In 1993 I was asked by the curator of Regina's Dunlop Gallery to enter into a collaborative relationship with a quilt from their permanent collection. The quilt had been made 55 years earlier by the women of the tiny town of Tantallon, located in southeast Saskatchewan. It was a charming piece, each square delightfully embroidered with a rendering of the maker's home or one of the notable buildings in the town. It had been presented to the wife of a departing church minister, and apparently never used, but stored carefully in a trunk before donation to the gallery.
It had been made by the Tantallon Homemakers Club. All the documentation the gallery had was a partial list of the makers. Mrs. George Ormiston. Mrs. Fred Brown. Mrs. Paynter. There was a contact number for one of the women's daughters. And that was it.
The story goes on - I did lots of research to discover the full names of the makers, culminating in a gallery exhibition featuring the Tantallon quilt and my own creative response to it. The show was reviewed and received a fair bit of attention from the media. An article about it was published in The Craft Factor magazine and re-printed in Craft, Perception and Practice, Volume II.
What was incredible to me was that on the day of the opening, a bitterly cold prairie winter day, carloads of the descendants of the Homemakers traveled for two or three hours to come see the quilt. People wanted to have their picture taken with it; buttonholed me to tell me stories of their mother or their aunt who had worked on it; reminisced about the town and the old buildings that were no longer standing, but preserved in the pastel threads of the quilt. It was clear that this quilt was very meaningful to these people, but it also garnered a powerful response from people of 12 other Saskatchewan towns to which the exhibition eventually toured.
The story contained in the quilt, and my contribution of honouring the makers by "signing" it, evoked many emotions and memories of a period in history which was only half a century past. Still, given a few more years of languishing in an acid-free tissue lined drawer in a temperature and humidity controlled room, and that quilt could have been totally cut off from the people who made it and the community that had fostered it. It would have been simply a charming artifact of simpler times.
All of this is a rather long winded introduction to my current project. I have been asked to participate in making a quilt honouring one of this island's matriarchs who has just celebrated her 80th birthday. Many of the women (and one man) of this community have contributed a square, either embroidered or pieced, with an image that connects them to Pat. As Pat has lived here all her life, this quilt is also a history of this place.
I'm not going to let what almost happened to the Tantallon quilt happen to this one. I will be assiduously documenting each aspect of the making of this quilt and the people involved. What I hope will emerge will be a story in cloth and a story in words of a very unique, eccentric and beautiful island perched on the north west edge of North America.

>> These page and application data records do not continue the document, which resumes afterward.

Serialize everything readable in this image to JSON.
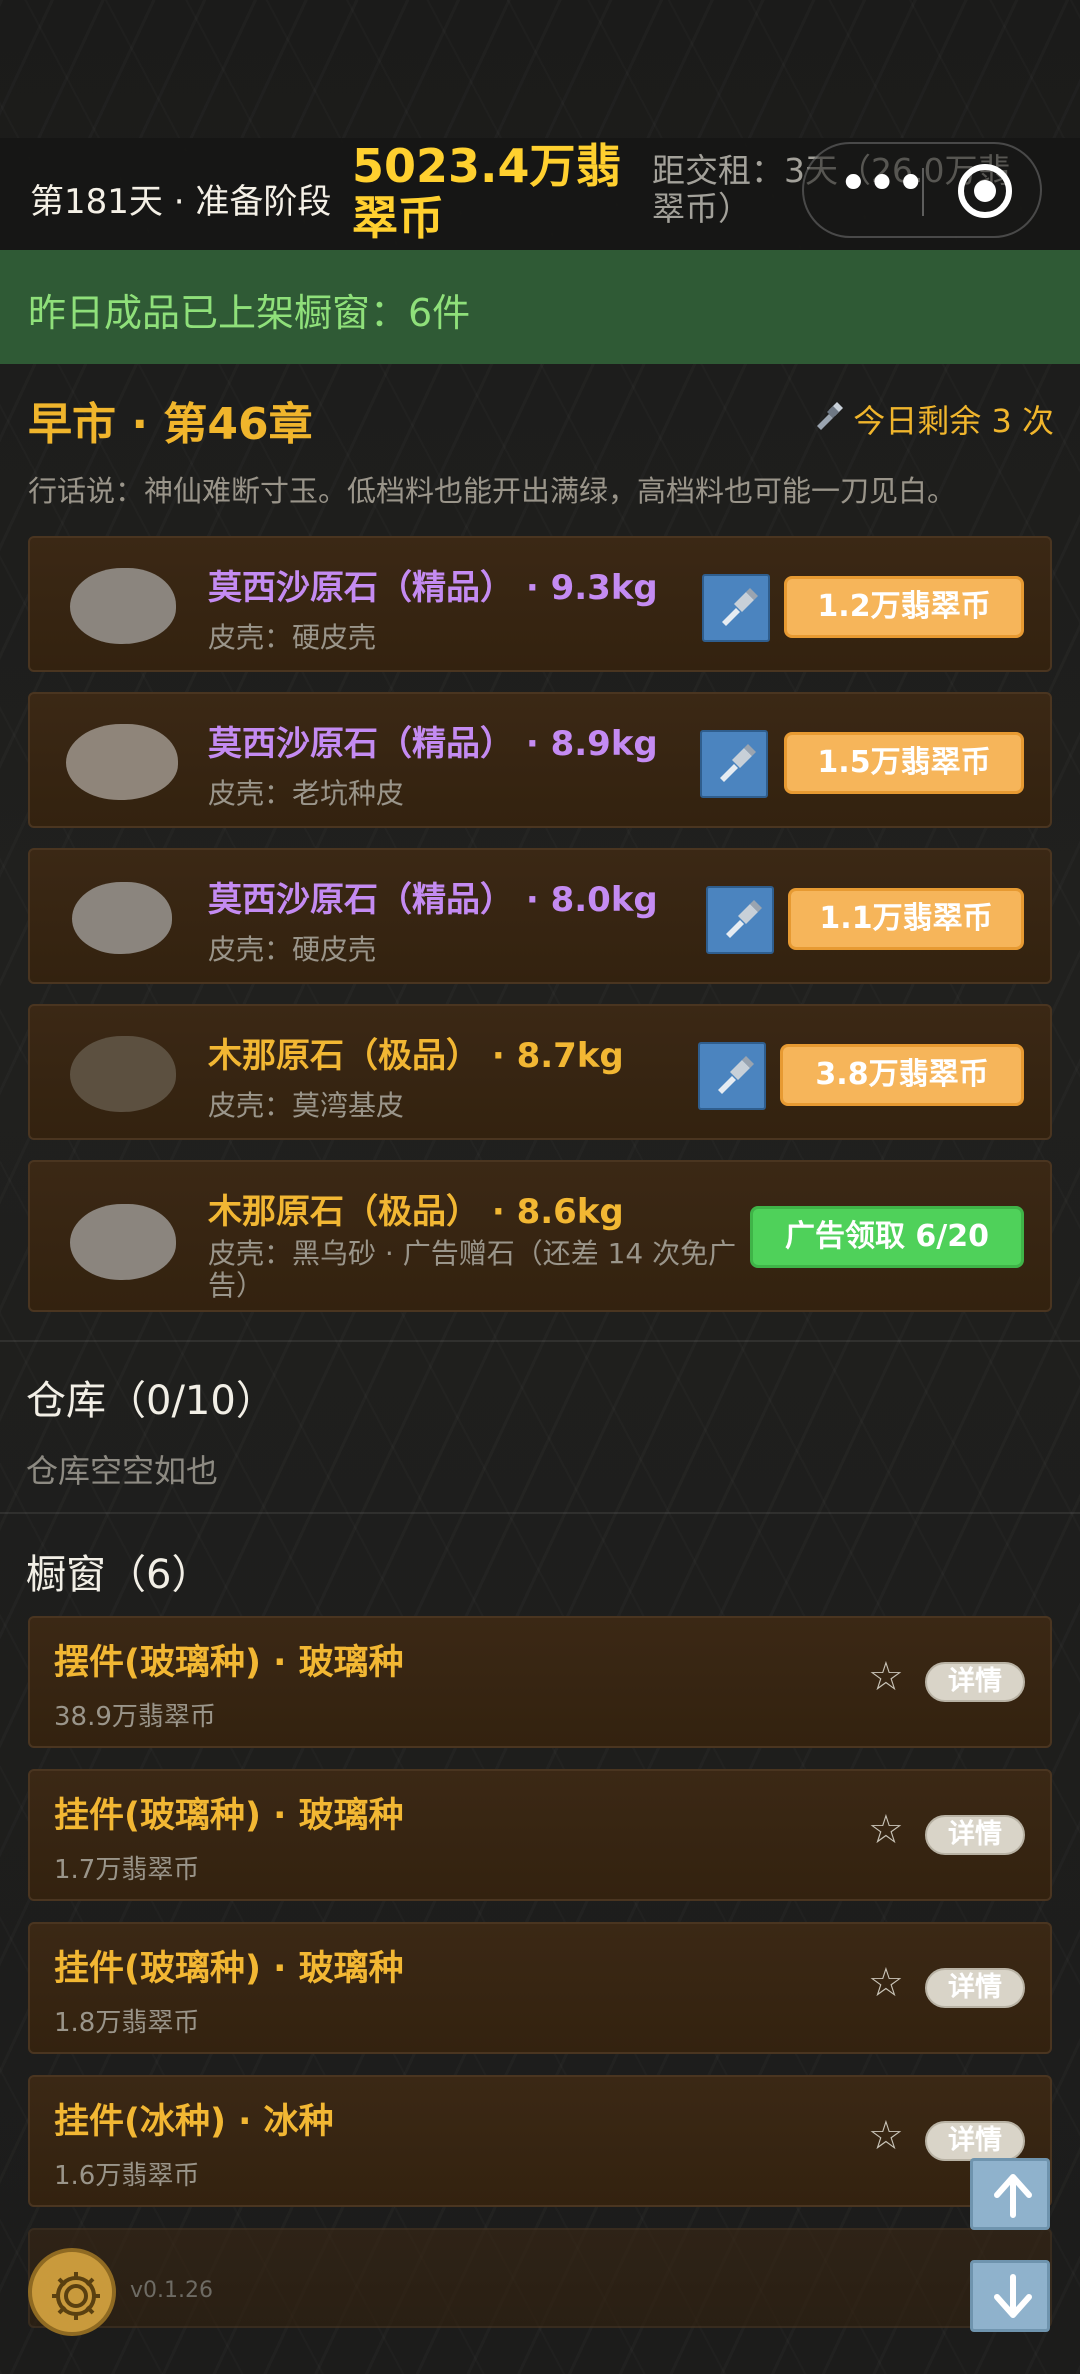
{
  "status": {
    "day_stage": "第181天 · 准备阶段",
    "money": "5023.4万翡翠币",
    "rent_due": "距交租：3天（26.0万翡翠币）"
  },
  "banner": {
    "text": "昨日成品已上架橱窗：6件"
  },
  "market": {
    "title": "早市 · 第46章",
    "remaining": "今日剩余 3 次",
    "saying": "行话说：神仙难断寸玉。低档料也能开出满绿，高档料也可能一刀见白。"
  },
  "stones": [
    {
      "name": "莫西沙原石（精品） · 9.3kg",
      "shell": "皮壳：硬皮壳",
      "action": "1.2万翡翠币",
      "name_color": "#c48bf2",
      "stone_color": "#8b857e"
    },
    {
      "name": "莫西沙原石（精品） · 8.9kg",
      "shell": "皮壳：老坑种皮",
      "action": "1.5万翡翠币",
      "name_color": "#c48bf2",
      "stone_color": "#8f857a"
    },
    {
      "name": "莫西沙原石（精品） · 8.0kg",
      "shell": "皮壳：硬皮壳",
      "action": "1.1万翡翠币",
      "name_color": "#c48bf2",
      "stone_color": "#8b857e"
    },
    {
      "name": "木那原石（极品） · 8.7kg",
      "shell": "皮壳：莫湾基皮",
      "action": "3.8万翡翠币",
      "name_color": "#f2b733",
      "stone_color": "#5c5040"
    },
    {
      "name": "木那原石（极品） · 8.6kg",
      "shell": "皮壳：黑乌砂 · 广告赠石（还差 14 次免广告）",
      "action": "广告领取 6/20",
      "name_color": "#f2b733",
      "stone_color": "#8b857e"
    }
  ],
  "warehouse": {
    "title": "仓库（0/10）",
    "empty_text": "仓库空空如也"
  },
  "showcase": {
    "title": "橱窗（6）",
    "detail_label": "详情",
    "items": [
      {
        "name": "摆件(玻璃种) · 玻璃种",
        "price": "38.9万翡翠币"
      },
      {
        "name": "挂件(玻璃种) · 玻璃种",
        "price": "1.7万翡翠币"
      },
      {
        "name": "挂件(玻璃种) · 玻璃种",
        "price": "1.8万翡翠币"
      },
      {
        "name": "挂件(冰种) · 冰种",
        "price": "1.6万翡翠币"
      }
    ]
  },
  "footer": {
    "version": "v0.1.26"
  },
  "icons": {
    "flashlight": "flashlight-icon",
    "star": "star-icon",
    "settings": "gear-icon",
    "scroll_up": "arrow-up-icon",
    "scroll_down": "arrow-down-icon",
    "more": "more-dots-icon",
    "close": "target-circle-icon"
  },
  "colors": {
    "gold": "#f0b52c",
    "purple": "#c48bf2",
    "price_button": "#f6b55a",
    "ad_button": "#4fd15a",
    "banner_bg": "#2f5a35",
    "banner_text": "#8fe07a",
    "card_bg": "#3b2815"
  }
}
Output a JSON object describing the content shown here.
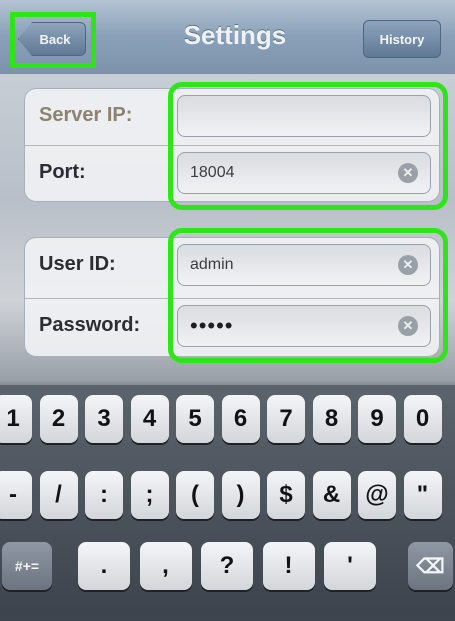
{
  "nav": {
    "title": "Settings",
    "back_label": "Back",
    "history_label": "History"
  },
  "server_group": {
    "server_ip": {
      "label": "Server IP:",
      "value": ""
    },
    "port": {
      "label": "Port:",
      "value": "18004"
    }
  },
  "user_group": {
    "user_id": {
      "label": "User ID:",
      "value": "admin"
    },
    "password": {
      "label": "Password:",
      "value": "•••••"
    }
  },
  "keyboard": {
    "row1": [
      "1",
      "2",
      "3",
      "4",
      "5",
      "6",
      "7",
      "8",
      "9",
      "0"
    ],
    "row2": [
      "-",
      "/",
      ":",
      ";",
      "(",
      ")",
      "$",
      "&",
      "@",
      "\""
    ],
    "row3": [
      ".",
      ",",
      "?",
      "!",
      "'"
    ],
    "symbols_label": "#+=",
    "backspace_icon": "backspace-icon"
  },
  "colors": {
    "highlight": "#2ee51a"
  }
}
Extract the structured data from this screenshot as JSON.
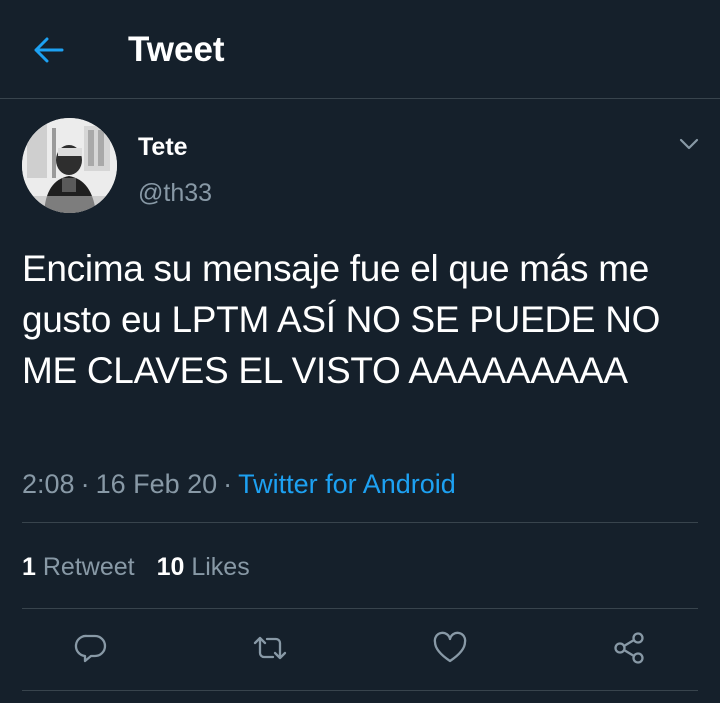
{
  "header": {
    "title": "Tweet",
    "back_icon": "arrow-left-icon",
    "accent_color": "#1da1f2"
  },
  "author": {
    "name": "Tete",
    "handle": "@th33",
    "menu_icon": "chevron-down-icon"
  },
  "tweet": {
    "text": "Encima su mensaje fue el que más me gusto eu LPTM ASÍ NO SE PUEDE NO ME CLAVES EL VISTO AAAAAAAAA",
    "time": "2:08",
    "date": "16 Feb 20",
    "separator": "·",
    "source": "Twitter for Android"
  },
  "stats": {
    "retweets_count": "1",
    "retweets_label": "Retweet",
    "likes_count": "10",
    "likes_label": "Likes"
  },
  "actions": {
    "reply_icon": "reply-icon",
    "retweet_icon": "retweet-icon",
    "like_icon": "heart-icon",
    "share_icon": "share-icon"
  },
  "colors": {
    "background": "#15202b",
    "secondary_text": "#8899a6",
    "divider": "#38444d"
  }
}
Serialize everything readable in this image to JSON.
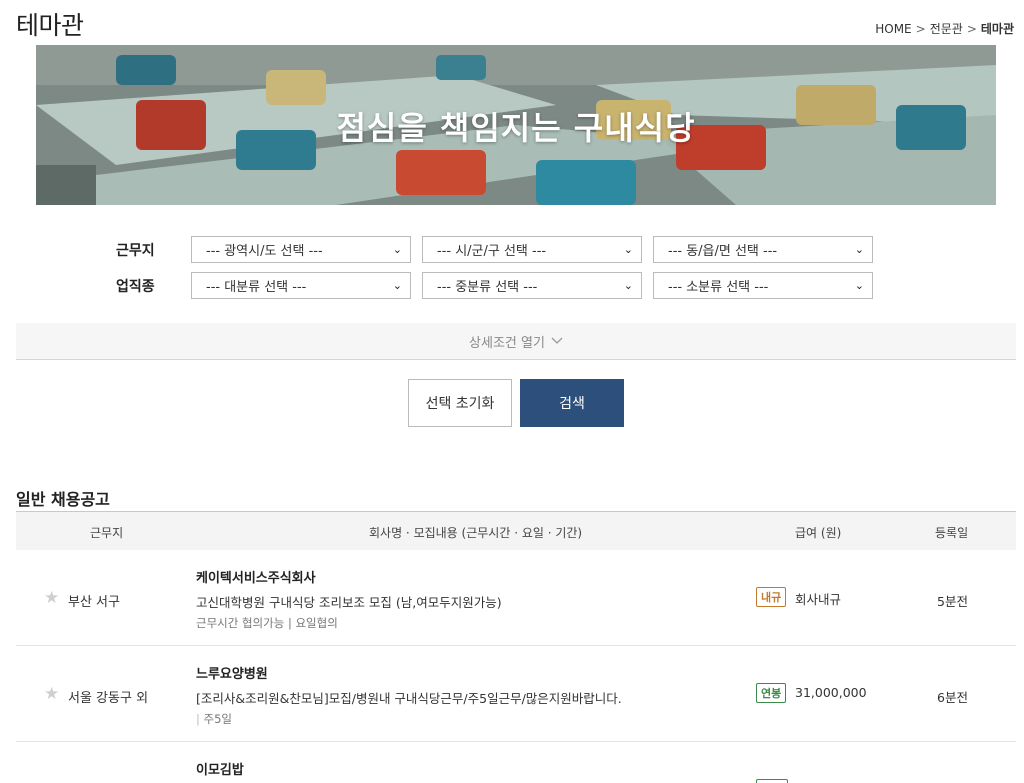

(Sorry for the dodgy images but I had to photograph them from the pages of a magazine, so they have those little dots all over. C'est la vie.)